## Brief
Write out the records word for word.

## The input

____________________

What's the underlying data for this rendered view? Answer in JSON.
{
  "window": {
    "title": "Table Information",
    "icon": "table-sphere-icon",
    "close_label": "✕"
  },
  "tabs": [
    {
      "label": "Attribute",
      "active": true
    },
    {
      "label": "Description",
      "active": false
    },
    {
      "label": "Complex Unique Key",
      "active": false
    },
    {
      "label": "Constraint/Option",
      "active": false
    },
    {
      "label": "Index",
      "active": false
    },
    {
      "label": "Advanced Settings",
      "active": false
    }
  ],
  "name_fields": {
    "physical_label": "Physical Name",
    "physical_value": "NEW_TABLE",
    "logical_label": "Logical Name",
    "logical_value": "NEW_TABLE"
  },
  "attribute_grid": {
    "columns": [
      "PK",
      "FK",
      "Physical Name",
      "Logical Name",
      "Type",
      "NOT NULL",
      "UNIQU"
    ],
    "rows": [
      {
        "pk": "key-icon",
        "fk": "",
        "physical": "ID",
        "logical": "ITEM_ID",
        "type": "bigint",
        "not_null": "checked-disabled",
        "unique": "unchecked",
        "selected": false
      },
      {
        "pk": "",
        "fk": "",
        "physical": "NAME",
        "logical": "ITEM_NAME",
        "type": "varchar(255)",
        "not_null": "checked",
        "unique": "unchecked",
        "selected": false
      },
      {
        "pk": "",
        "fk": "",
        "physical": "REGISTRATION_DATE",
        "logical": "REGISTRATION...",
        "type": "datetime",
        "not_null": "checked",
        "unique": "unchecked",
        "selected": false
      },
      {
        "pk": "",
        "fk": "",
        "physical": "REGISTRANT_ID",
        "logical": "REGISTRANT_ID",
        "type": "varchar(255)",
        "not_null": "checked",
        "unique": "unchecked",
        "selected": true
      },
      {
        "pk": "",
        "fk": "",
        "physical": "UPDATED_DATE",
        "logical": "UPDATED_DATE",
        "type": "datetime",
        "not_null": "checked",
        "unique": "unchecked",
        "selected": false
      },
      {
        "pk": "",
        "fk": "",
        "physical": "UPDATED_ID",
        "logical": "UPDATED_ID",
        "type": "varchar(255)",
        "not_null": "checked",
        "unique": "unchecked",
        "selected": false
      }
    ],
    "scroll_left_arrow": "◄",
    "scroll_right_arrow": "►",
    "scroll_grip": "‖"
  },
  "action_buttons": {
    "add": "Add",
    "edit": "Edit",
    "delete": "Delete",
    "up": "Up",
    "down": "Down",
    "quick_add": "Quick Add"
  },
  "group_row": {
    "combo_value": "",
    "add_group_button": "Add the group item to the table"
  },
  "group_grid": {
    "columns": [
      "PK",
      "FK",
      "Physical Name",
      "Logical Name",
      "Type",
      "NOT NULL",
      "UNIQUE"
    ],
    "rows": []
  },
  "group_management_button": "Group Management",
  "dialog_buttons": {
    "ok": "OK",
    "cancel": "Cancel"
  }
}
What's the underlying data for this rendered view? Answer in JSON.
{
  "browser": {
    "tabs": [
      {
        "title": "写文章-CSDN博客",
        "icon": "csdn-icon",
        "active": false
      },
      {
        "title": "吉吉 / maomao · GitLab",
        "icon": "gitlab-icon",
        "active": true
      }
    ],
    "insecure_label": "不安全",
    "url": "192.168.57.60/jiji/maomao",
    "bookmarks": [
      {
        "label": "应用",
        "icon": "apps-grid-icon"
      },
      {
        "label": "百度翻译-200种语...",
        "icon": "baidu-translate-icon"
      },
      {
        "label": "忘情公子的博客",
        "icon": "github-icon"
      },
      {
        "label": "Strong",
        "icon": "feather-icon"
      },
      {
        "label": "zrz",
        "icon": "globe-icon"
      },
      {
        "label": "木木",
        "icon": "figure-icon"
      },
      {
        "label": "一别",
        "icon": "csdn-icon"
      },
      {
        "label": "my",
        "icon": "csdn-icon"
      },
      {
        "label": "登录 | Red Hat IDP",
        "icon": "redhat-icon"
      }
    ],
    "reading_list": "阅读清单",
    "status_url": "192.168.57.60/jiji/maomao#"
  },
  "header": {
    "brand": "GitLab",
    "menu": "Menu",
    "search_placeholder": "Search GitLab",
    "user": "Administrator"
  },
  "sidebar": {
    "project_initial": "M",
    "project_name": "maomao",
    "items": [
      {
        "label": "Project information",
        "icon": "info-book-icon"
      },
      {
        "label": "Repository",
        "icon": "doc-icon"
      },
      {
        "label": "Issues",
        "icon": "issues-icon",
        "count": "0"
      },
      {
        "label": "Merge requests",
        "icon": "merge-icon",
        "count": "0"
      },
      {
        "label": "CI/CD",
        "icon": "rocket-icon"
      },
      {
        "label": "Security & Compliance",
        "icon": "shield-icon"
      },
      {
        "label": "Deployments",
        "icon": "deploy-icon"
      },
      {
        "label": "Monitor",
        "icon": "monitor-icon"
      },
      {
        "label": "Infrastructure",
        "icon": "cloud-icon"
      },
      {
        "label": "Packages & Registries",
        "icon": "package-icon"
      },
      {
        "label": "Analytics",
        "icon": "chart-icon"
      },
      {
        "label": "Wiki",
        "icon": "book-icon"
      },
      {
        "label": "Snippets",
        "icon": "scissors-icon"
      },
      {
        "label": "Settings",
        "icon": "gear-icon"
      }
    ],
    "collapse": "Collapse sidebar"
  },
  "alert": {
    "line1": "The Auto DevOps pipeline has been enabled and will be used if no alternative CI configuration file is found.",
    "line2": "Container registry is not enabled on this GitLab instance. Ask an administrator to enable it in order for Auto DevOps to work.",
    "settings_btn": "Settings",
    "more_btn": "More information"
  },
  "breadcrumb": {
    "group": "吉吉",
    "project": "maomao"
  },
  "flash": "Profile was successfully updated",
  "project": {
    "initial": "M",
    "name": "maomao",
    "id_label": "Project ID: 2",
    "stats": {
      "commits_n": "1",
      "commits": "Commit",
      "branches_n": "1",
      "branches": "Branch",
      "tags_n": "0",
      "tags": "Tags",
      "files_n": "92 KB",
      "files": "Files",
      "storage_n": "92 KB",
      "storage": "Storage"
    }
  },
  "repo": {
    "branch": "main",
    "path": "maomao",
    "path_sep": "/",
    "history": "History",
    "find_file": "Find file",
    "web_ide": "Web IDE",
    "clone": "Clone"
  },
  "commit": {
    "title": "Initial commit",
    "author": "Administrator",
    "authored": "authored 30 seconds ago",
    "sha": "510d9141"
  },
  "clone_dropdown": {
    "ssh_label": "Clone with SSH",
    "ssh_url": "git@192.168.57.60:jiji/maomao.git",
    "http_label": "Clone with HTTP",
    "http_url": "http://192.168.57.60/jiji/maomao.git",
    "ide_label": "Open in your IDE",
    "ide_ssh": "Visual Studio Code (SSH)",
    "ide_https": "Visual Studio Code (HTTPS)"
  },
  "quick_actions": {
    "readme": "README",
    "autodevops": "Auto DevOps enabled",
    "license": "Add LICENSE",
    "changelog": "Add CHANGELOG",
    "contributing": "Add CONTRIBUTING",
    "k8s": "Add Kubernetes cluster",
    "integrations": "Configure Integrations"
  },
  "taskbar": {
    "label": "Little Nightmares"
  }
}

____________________

## Solution
What's the underlying data for this rendered view? Answer in JSON.
{
  "window": {
    "title": "Table Information",
    "icon": "table-sphere-icon",
    "close_label": "✕"
  },
  "tabs": [
    {
      "label": "Attribute",
      "active": true
    },
    {
      "label": "Description",
      "active": false
    },
    {
      "label": "Complex Unique Key",
      "active": false
    },
    {
      "label": "Constraint/Option",
      "active": false
    },
    {
      "label": "Index",
      "active": false
    },
    {
      "label": "Advanced Settings",
      "active": false
    }
  ],
  "name_fields": {
    "physical_label": "Physical Name",
    "physical_value": "NEW_TABLE",
    "logical_label": "Logical Name",
    "logical_value": "NEW_TABLE"
  },
  "attribute_grid": {
    "columns": [
      "PK",
      "FK",
      "Physical Name",
      "Logical Name",
      "Type",
      "NOT NULL",
      "UNIQU"
    ],
    "rows": [
      {
        "pk": "key-icon",
        "fk": "",
        "physical": "ID",
        "logical": "ITEM_ID",
        "type": "bigint",
        "not_null": "checked-disabled",
        "unique": "unchecked",
        "selected": false
      },
      {
        "pk": "",
        "fk": "",
        "physical": "NAME",
        "logical": "ITEM_NAME",
        "type": "varchar(255)",
        "not_null": "checked",
        "unique": "unchecked",
        "selected": false
      },
      {
        "pk": "",
        "fk": "",
        "physical": "REGISTRATION_DATE",
        "logical": "REGISTRATION...",
        "type": "datetime",
        "not_null": "checked",
        "unique": "unchecked",
        "selected": false
      },
      {
        "pk": "",
        "fk": "",
        "physical": "REGISTRANT_ID",
        "logical": "REGISTRANT_ID",
        "type": "varchar(255)",
        "not_null": "checked",
        "unique": "unchecked",
        "selected": true
      },
      {
        "pk": "",
        "fk": "",
        "physical": "UPDATED_DATE",
        "logical": "UPDATED_DATE",
        "type": "datetime",
        "not_null": "checked",
        "unique": "unchecked",
        "selected": false
      },
      {
        "pk": "",
        "fk": "",
        "physical": "UPDATED_ID",
        "logical": "UPDATED_ID",
        "type": "varchar(255)",
        "not_null": "checked",
        "unique": "unchecked",
        "selected": false
      }
    ],
    "scroll_left_arrow": "◄",
    "scroll_right_arrow": "►",
    "scroll_grip": "‖"
  },
  "action_buttons": {
    "add": "Add",
    "edit": "Edit",
    "delete": "Delete",
    "up": "Up",
    "down": "Down",
    "quick_add": "Quick Add"
  },
  "group_row": {
    "combo_value": "",
    "add_group_button": "Add the group item to the table"
  },
  "group_grid": {
    "columns": [
      "PK",
      "FK",
      "Physical Name",
      "Logical Name",
      "Type",
      "NOT NULL",
      "UNIQUE"
    ],
    "rows": []
  },
  "group_management_button": "Group Management",
  "dialog_buttons": {
    "ok": "OK",
    "cancel": "Cancel"
  }
}
What's the underlying data for this rendered view? Answer in JSON.
{
  "browser": {
    "tabs": [
      {
        "title": "写文章-CSDN博客",
        "icon": "csdn-icon",
        "active": false
      },
      {
        "title": "吉吉 / maomao · GitLab",
        "icon": "gitlab-icon",
        "active": true
      }
    ],
    "insecure_label": "不安全",
    "url": "192.168.57.60/jiji/maomao",
    "bookmarks": [
      {
        "label": "应用",
        "icon": "apps-grid-icon"
      },
      {
        "label": "百度翻译-200种语...",
        "icon": "baidu-translate-icon"
      },
      {
        "label": "忘情公子的博客",
        "icon": "github-icon"
      },
      {
        "label": "Strong",
        "icon": "feather-icon"
      },
      {
        "label": "zrz",
        "icon": "globe-icon"
      },
      {
        "label": "木木",
        "icon": "figure-icon"
      },
      {
        "label": "一别",
        "icon": "csdn-icon"
      },
      {
        "label": "my",
        "icon": "csdn-icon"
      },
      {
        "label": "登录 | Red Hat IDP",
        "icon": "redhat-icon"
      }
    ],
    "reading_list": "阅读清单",
    "status_url": "192.168.57.60/jiji/maomao#"
  },
  "header": {
    "brand": "GitLab",
    "menu": "Menu",
    "search_placeholder": "Search GitLab",
    "user": "Administrator"
  },
  "sidebar": {
    "project_initial": "M",
    "project_name": "maomao",
    "items": [
      {
        "label": "Project information",
        "icon": "info-book-icon"
      },
      {
        "label": "Repository",
        "icon": "doc-icon"
      },
      {
        "label": "Issues",
        "icon": "issues-icon",
        "count": "0"
      },
      {
        "label": "Merge requests",
        "icon": "merge-icon",
        "count": "0"
      },
      {
        "label": "CI/CD",
        "icon": "rocket-icon"
      },
      {
        "label": "Security & Compliance",
        "icon": "shield-icon"
      },
      {
        "label": "Deployments",
        "icon": "deploy-icon"
      },
      {
        "label": "Monitor",
        "icon": "monitor-icon"
      },
      {
        "label": "Infrastructure",
        "icon": "cloud-icon"
      },
      {
        "label": "Packages & Registries",
        "icon": "package-icon"
      },
      {
        "label": "Analytics",
        "icon": "chart-icon"
      },
      {
        "label": "Wiki",
        "icon": "book-icon"
      },
      {
        "label": "Snippets",
        "icon": "scissors-icon"
      },
      {
        "label": "Settings",
        "icon": "gear-icon"
      }
    ],
    "collapse": "Collapse sidebar"
  },
  "alert": {
    "line1": "The Auto DevOps pipeline has been enabled and will be used if no alternative CI configuration file is found.",
    "line2": "Container registry is not enabled on this GitLab instance. Ask an administrator to enable it in order for Auto DevOps to work.",
    "settings_btn": "Settings",
    "more_btn": "More information"
  },
  "breadcrumb": {
    "group": "吉吉",
    "project": "maomao"
  },
  "flash": "Profile was successfully updated",
  "project": {
    "initial": "M",
    "name": "maomao",
    "id_label": "Project ID: 2",
    "stats": {
      "commits_n": "1",
      "commits": "Commit",
      "branches_n": "1",
      "branches": "Branch",
      "tags_n": "0",
      "tags": "Tags",
      "files_n": "92 KB",
      "files": "Files",
      "storage_n": "92 KB",
      "storage": "Storage"
    }
  },
  "repo": {
    "branch": "main",
    "path": "maomao",
    "path_sep": "/",
    "history": "History",
    "find_file": "Find file",
    "web_ide": "Web IDE",
    "clone": "Clone"
  },
  "commit": {
    "title": "Initial commit",
    "author": "Administrator",
    "authored": "authored 30 seconds ago",
    "sha": "510d9141"
  },
  "clone_dropdown": {
    "ssh_label": "Clone with SSH",
    "ssh_url": "git@192.168.57.60:jiji/maomao.git",
    "http_label": "Clone with HTTP",
    "http_url": "http://192.168.57.60/jiji/maomao.git",
    "ide_label": "Open in your IDE",
    "ide_ssh": "Visual Studio Code (SSH)",
    "ide_https": "Visual Studio Code (HTTPS)"
  },
  "quick_actions": {
    "readme": "README",
    "autodevops": "Auto DevOps enabled",
    "license": "Add LICENSE",
    "changelog": "Add CHANGELOG",
    "contributing": "Add CONTRIBUTING",
    "k8s": "Add Kubernetes cluster",
    "integrations": "Configure Integrations"
  },
  "taskbar": {
    "label": "Little Nightmares"
  }
}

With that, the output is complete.